— Try it —
Within the data below, copy each line where the string "this" is found.

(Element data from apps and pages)
════════════════

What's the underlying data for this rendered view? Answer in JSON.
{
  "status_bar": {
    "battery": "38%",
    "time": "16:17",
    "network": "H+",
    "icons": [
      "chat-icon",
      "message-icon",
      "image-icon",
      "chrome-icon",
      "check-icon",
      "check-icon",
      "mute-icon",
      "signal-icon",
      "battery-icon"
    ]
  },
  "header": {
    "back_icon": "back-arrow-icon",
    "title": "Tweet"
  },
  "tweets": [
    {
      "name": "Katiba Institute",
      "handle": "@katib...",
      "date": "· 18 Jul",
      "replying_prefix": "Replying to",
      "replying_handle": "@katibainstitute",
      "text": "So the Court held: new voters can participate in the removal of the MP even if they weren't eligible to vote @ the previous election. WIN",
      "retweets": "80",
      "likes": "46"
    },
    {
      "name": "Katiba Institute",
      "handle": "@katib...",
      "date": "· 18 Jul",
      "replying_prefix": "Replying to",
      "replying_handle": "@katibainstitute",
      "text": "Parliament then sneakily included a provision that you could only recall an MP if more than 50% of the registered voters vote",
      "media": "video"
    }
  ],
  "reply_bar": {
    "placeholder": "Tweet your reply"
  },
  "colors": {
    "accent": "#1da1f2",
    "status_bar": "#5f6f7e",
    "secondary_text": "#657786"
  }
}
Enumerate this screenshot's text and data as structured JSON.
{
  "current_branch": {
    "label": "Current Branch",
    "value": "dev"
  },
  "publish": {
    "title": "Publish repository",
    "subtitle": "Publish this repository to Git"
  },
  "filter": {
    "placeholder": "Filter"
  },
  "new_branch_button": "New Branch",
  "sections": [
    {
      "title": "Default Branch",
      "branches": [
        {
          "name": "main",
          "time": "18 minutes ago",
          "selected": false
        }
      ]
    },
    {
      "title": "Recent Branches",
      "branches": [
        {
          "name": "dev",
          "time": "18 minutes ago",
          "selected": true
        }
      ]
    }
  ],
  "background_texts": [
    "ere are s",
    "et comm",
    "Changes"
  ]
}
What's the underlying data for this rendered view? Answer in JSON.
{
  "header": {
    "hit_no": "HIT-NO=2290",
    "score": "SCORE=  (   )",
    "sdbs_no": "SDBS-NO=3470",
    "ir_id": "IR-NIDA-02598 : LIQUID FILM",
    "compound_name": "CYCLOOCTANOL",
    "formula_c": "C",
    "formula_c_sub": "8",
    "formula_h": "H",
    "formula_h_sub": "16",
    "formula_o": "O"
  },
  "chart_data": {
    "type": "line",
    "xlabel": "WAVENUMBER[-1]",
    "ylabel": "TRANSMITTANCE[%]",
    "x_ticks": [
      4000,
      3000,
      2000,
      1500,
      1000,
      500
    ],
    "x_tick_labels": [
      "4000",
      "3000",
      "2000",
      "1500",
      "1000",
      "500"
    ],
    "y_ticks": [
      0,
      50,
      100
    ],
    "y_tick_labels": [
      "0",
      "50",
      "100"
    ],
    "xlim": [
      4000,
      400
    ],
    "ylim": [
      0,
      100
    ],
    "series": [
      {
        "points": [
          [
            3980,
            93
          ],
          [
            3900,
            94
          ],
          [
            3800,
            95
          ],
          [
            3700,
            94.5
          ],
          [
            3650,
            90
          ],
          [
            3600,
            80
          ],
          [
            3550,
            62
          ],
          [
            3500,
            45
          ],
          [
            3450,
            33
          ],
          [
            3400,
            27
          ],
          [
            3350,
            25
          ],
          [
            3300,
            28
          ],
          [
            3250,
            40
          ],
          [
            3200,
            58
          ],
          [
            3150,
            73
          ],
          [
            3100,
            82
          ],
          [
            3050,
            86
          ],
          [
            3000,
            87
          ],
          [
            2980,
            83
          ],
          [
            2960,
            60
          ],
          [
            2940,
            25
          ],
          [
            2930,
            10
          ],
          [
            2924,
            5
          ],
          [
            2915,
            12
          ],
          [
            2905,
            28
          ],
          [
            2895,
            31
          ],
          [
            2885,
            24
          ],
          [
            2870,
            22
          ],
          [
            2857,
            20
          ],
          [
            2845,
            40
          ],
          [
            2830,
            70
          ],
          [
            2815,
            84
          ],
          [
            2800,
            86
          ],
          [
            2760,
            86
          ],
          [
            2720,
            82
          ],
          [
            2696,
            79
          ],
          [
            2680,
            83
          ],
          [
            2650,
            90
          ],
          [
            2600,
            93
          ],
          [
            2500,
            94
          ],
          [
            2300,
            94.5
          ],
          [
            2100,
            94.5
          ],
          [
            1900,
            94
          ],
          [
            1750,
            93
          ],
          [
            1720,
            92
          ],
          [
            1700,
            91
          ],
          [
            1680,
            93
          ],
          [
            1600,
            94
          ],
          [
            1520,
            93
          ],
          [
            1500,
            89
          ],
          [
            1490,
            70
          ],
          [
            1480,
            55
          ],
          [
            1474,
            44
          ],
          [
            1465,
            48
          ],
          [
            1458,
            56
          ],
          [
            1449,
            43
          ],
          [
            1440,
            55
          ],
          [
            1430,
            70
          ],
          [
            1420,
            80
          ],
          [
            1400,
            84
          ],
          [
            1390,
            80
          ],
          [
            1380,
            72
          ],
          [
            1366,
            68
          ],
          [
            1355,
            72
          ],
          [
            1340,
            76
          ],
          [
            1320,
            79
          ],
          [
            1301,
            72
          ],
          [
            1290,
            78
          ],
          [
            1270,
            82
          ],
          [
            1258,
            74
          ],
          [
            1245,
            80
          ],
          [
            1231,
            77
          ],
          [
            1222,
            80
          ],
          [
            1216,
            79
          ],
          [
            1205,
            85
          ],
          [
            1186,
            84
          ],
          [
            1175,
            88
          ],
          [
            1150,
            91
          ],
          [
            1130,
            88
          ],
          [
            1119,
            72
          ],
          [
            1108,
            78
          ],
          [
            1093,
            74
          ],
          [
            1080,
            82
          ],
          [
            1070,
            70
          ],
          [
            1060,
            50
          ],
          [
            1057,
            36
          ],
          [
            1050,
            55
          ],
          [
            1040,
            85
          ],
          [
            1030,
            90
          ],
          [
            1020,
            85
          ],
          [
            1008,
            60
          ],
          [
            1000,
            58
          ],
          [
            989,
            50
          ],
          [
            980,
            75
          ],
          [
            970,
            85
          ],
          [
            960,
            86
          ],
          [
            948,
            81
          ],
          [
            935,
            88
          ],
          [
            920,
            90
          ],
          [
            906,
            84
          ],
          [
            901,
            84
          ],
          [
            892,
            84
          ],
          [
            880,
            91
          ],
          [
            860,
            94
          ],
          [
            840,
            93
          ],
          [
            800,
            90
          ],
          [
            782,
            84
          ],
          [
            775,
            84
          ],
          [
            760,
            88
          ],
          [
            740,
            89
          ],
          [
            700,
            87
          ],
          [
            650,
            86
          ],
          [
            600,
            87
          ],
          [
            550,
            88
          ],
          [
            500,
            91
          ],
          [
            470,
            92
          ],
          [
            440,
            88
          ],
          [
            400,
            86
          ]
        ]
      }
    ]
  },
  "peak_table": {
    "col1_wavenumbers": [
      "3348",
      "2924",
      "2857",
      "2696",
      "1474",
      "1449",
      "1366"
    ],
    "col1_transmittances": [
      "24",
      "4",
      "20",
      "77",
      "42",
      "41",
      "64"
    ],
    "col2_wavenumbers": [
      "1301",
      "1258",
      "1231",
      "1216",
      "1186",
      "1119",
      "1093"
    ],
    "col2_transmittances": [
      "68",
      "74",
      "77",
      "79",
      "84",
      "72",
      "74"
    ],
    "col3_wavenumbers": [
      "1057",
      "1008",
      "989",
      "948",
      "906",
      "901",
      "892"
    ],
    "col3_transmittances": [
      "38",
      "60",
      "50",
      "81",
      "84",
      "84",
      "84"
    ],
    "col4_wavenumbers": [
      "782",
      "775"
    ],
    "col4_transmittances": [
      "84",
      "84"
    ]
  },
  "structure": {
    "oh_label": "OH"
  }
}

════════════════

— Exercise solution —
What's the underlying data for this rendered view? Answer in JSON.
Enumerate this screenshot's text and data as structured JSON.
    "subtitle": "Publish this repository to Git"
What's the underlying data for this rendered view? Answer in JSON.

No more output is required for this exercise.